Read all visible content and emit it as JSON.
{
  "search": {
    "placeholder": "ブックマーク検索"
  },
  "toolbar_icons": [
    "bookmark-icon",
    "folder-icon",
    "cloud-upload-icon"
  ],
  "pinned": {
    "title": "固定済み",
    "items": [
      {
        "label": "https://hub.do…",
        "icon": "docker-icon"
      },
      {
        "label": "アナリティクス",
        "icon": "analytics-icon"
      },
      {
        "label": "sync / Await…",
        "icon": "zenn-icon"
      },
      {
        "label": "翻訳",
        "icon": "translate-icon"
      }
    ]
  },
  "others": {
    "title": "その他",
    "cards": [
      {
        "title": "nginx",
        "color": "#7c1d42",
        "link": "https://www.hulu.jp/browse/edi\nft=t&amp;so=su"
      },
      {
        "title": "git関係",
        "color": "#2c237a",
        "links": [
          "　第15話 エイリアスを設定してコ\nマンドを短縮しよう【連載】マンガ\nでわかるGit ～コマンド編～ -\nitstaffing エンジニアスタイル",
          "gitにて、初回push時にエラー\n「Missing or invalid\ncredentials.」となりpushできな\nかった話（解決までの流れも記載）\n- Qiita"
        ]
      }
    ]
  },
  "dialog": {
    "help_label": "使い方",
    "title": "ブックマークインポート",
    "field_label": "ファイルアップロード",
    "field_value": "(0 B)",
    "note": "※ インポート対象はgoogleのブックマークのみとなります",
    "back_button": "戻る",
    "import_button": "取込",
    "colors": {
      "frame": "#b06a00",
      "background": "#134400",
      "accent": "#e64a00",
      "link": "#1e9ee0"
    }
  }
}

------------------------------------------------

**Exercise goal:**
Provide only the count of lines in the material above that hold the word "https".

**Answer:**
2